It can be hard balancing messaging priorities across a full social media campaign, so it pays to plan all of this out at the start. The ratios of different types of content will be slightly different for different brands, but we have found the following split to work really well.

  • People (30%) – lifestyle content about the people who give your development’s location its character, this gives your audience a chance to see themselves represented in your content, boosting their affinity with it and, by extension, your development
  • Area (40%) – this is the bulk of what people are buying – a new home in a new area. Show them what that area looks like, why they should get excited about it. How many parks and green spaces are there nearby? How many gyms and fitness businesses? Are there outdoor sports? Convey all of this in your content
  • Development (30%) – in any campaign, you still need to post a good amount of content relating to the actual properties themselves (this is where your CGIs come in), showing its quality and spec. As the build progresses, excited buyers and investors can be kept up to date with visuals from the site, reassuring them about progress versus delivery date

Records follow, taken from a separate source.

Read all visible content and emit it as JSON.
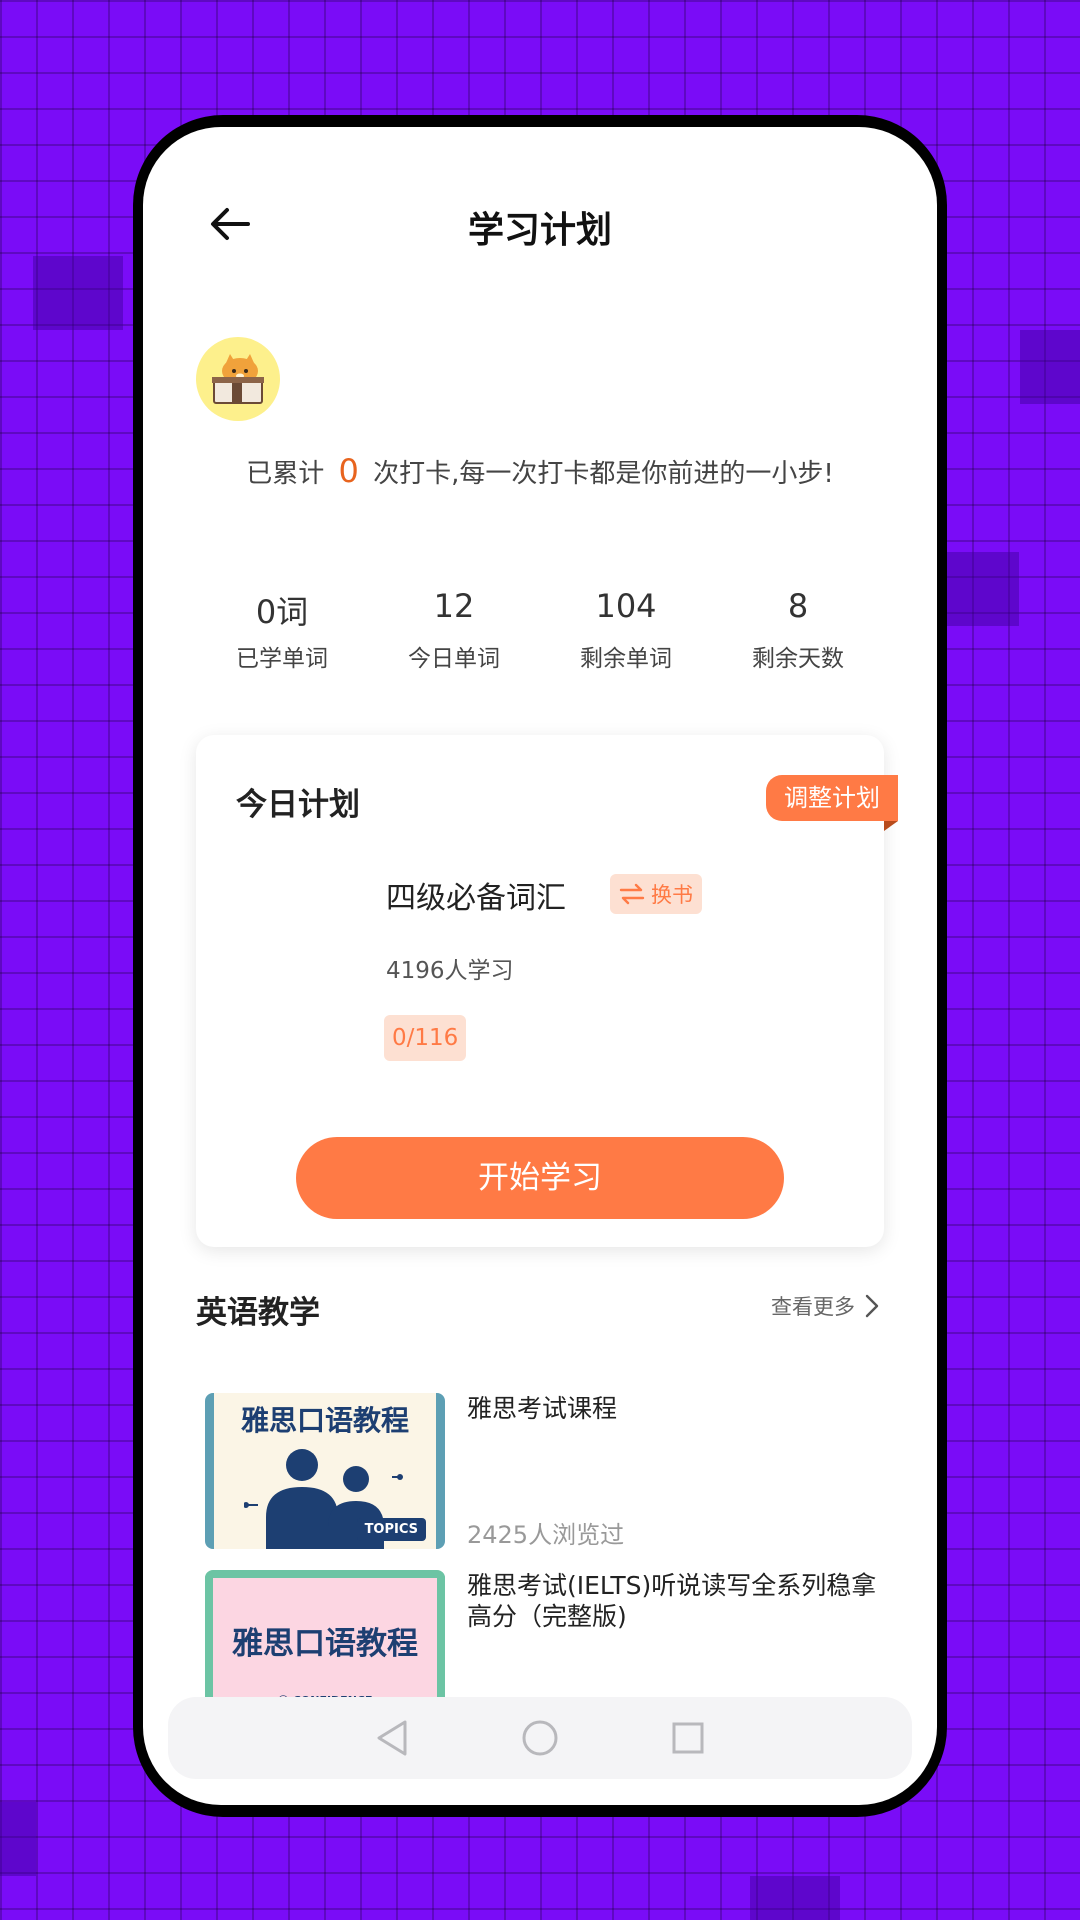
{
  "header": {
    "title": "学习计划"
  },
  "checkin": {
    "prefix": "已累计",
    "count": "0",
    "suffix": "次打卡,每一次打卡都是你前进的一小步!"
  },
  "stats": [
    {
      "value": "0词",
      "label": "已学单词"
    },
    {
      "value": "12",
      "label": "今日单词"
    },
    {
      "value": "104",
      "label": "剩余单词"
    },
    {
      "value": "8",
      "label": "剩余天数"
    }
  ],
  "plan": {
    "title": "今日计划",
    "adjust_label": "调整计划",
    "book_title": "四级必备词汇",
    "swap_label": "换书",
    "learners": "4196人学习",
    "progress": "0/116",
    "start_label": "开始学习"
  },
  "english_teaching": {
    "title": "英语教学",
    "see_more": "查看更多",
    "courses": [
      {
        "thumb_text": "雅思口语教程",
        "thumb_badge": "TOPICS",
        "title": "雅思考试课程",
        "views": "2425人浏览过"
      },
      {
        "thumb_text": "雅思口语教程",
        "thumb_badge": "CONFIDENCE",
        "title": "雅思考试(IELTS)听说读写全系列稳拿高分（完整版)"
      }
    ]
  },
  "colors": {
    "accent": "#ff7a45",
    "accent_light": "#fde0d2",
    "background": "#7a0cf7"
  },
  "icons": {
    "back": "arrow-left-icon",
    "swap": "swap-arrows-icon",
    "see_more": "chevron-right-icon",
    "nav_back": "triangle-back-icon",
    "nav_home": "circle-home-icon",
    "nav_recent": "square-recent-icon"
  }
}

(It spells ‘PAD’). For the ‘P’ and the ‘A’, it’s important to build up a list of local social media users who may be interested in content partnerships with your brand. In doing so, consider which of them would be the most relevant to your storytelling. If part of your messaging is based around the location being a food-lovers dream, profiles of local chefs, restaurants, suppliers, sellers and diners would be ideal. If a more creative audience is being sought, look for social collaborations with artists, craft markets and the like. This is what you’d commonly hear referred to as influencer marketing for property, but another way of looking at it is as community building. Forging relationships with local influencers early on will not only help your marketing, but it will also help your arrival in the area. Property brands who reach out to and engage with their local communities are invariably more popular than those who don’t. It’s especially important if you’re building in an area with historic or cultural sensitivities.

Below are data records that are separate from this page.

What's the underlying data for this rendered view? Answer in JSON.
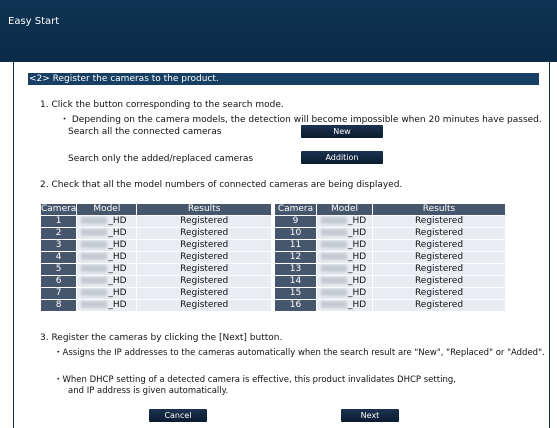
{
  "window": {
    "title": "Easy Start"
  },
  "section": {
    "title": "<2> Register the cameras to the product."
  },
  "step1": {
    "heading": "1. Click the button corresponding to the search mode.",
    "note": "・ Depending on the camera models, the detection will become impossible when 20 minutes have passed.",
    "search_all_label": "Search all the connected cameras",
    "new_button": "New",
    "search_added_label": "Search only the  added/replaced cameras",
    "addition_button": "Addition"
  },
  "step2": {
    "heading": "2. Check that all the model numbers of connected cameras are being displayed."
  },
  "table": {
    "headers": {
      "camera": "Camera",
      "model": "Model",
      "results": "Results"
    },
    "left_rows": [
      {
        "camera": "1",
        "model": "_HD",
        "result": "Registered"
      },
      {
        "camera": "2",
        "model": "_HD",
        "result": "Registered"
      },
      {
        "camera": "3",
        "model": "_HD",
        "result": "Registered"
      },
      {
        "camera": "4",
        "model": "_HD",
        "result": "Registered"
      },
      {
        "camera": "5",
        "model": "_HD",
        "result": "Registered"
      },
      {
        "camera": "6",
        "model": "_HD",
        "result": "Registered"
      },
      {
        "camera": "7",
        "model": "_HD",
        "result": "Registered"
      },
      {
        "camera": "8",
        "model": "_HD",
        "result": "Registered"
      }
    ],
    "right_rows": [
      {
        "camera": "9",
        "model": "_HD",
        "result": "Registered"
      },
      {
        "camera": "10",
        "model": "_HD",
        "result": "Registered"
      },
      {
        "camera": "11",
        "model": "_HD",
        "result": "Registered"
      },
      {
        "camera": "12",
        "model": "_HD",
        "result": "Registered"
      },
      {
        "camera": "13",
        "model": "_HD",
        "result": "Registered"
      },
      {
        "camera": "14",
        "model": "_HD",
        "result": "Registered"
      },
      {
        "camera": "15",
        "model": "_HD",
        "result": "Registered"
      },
      {
        "camera": "16",
        "model": "_HD",
        "result": "Registered"
      }
    ]
  },
  "step3": {
    "heading": "3. Register the cameras by clicking the [Next] button.",
    "note1": "・Assigns the IP addresses to the cameras automatically when the search result are \"New\", \"Replaced\" or \"Added\".",
    "note2a": "・When DHCP setting of a detected camera is effective, this product invalidates DHCP setting,",
    "note2b": "and IP address is given automatically."
  },
  "footer": {
    "cancel_button": "Cancel",
    "next_button": "Next"
  },
  "colors": {
    "titlebar": "#0f3353",
    "section_bar": "#173f63",
    "table_header": "#46566c",
    "button": "#0a1b30"
  }
}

That’s a lot to take in, so let’s wrap it up in a more bitesize way. Here are five Ss you need to get right when marketing a property development in 2023.

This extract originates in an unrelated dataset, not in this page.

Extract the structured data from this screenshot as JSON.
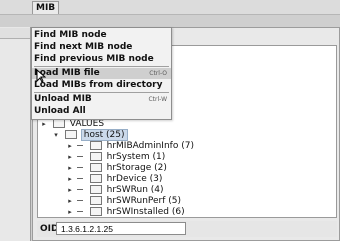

  • Specification – Early-stage developments have time to incorporate people’s new Covid-driven desires (gardens, balconies, natural light) into their design; those later down the line will need to frame what they’ve got in terms of what people want
  • Service – More than a quarter of people prefer virtual viewings to in-person ones, nearly half of people want their first interaction to be with a chatbot rather than a sales agent; are you set up to handle that?
  • Story – It’s not about your name or the spec of the units. Branding and storytelling should reflect the audience’s values back at them and get people feeling excited about the prospect of starting a new chapter in their life
  • SEO – An important building block, but one that is all-too-often overlooked. Bad SEO can seriously hamper your development’s ability to appear in search results, especially if you’re not making the most of optimising for local SEO
  • Social – Remember, social content should be lifestyle-focused and support your headline messaging and storytelling. For planning campaigns and to keep multiple stakeholders happy, consider using the PAD structure outlined in this blog